Surveillance and outbreak reports Open Access
Like 0


In March 2009, the Department of Public Health in Dublin, Ireland, was notified of a cluster of four gastroenteritis cases among people who attended a family lunch in a Dublin hotel. A retrospective cohort study was carried out. An outbreak case was defined as an attendee who developed diarrhoea and/or vomiting in the 60 hours following the lunch. Of 57 respondents, 27 met the case definition. Consumption of egg mayonnaise, turkey with stuffing or chicken sandwiches were each associated with increased risk of gastroenteritis: (risk ratio (RR): 2.3; 95% CI: 1.4-3.9), (RR: 1.9; 95% CI: 1.2-3.2), (RR: 1.9; 95% CI: 1.1-3.1), respectively. An environmental investigation established that before notification of the cluster, there had been unreported gastroenteritis among staff at the hotel. The earliest symptomatic person identified was a staff member who had vomited in the staff toilets but had not reported it. The sandwiches had most likely been contaminated by three asymptomatic kitchen food handlers who had used the same toilets. Stool samples were submitted by eight cases and 10 staff members. All eight cases and three asymptomatic food handlers on duty at the lunch tested positive for norovirus genogroup II.4 2006. Our analysis suggests that asymptomatic food-handlers can be responsible for norovirus transmission. .


Article metrics loading...

Loading full text...

Full text loading...

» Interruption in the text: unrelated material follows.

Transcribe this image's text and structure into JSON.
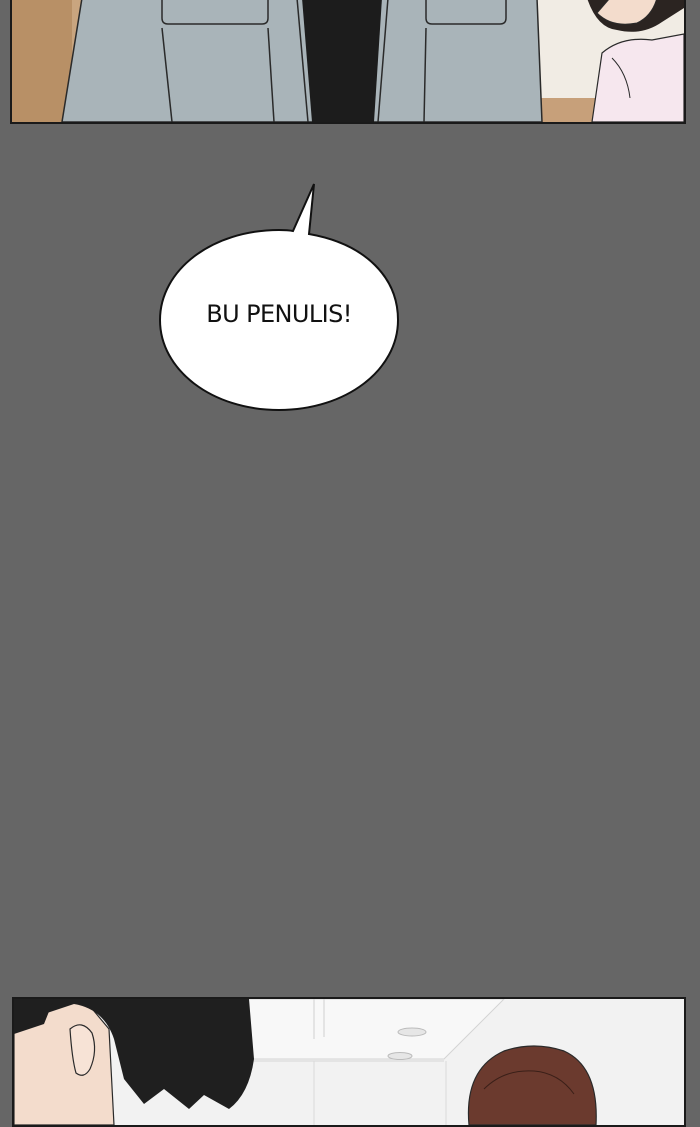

Submit comment
Comment moderation successfully completed
This is a required field
Please enter a valid email address
Approval was a Success
Invalid data
An Error Occurred
Approval was partially successful, following selected items could not be processed due to error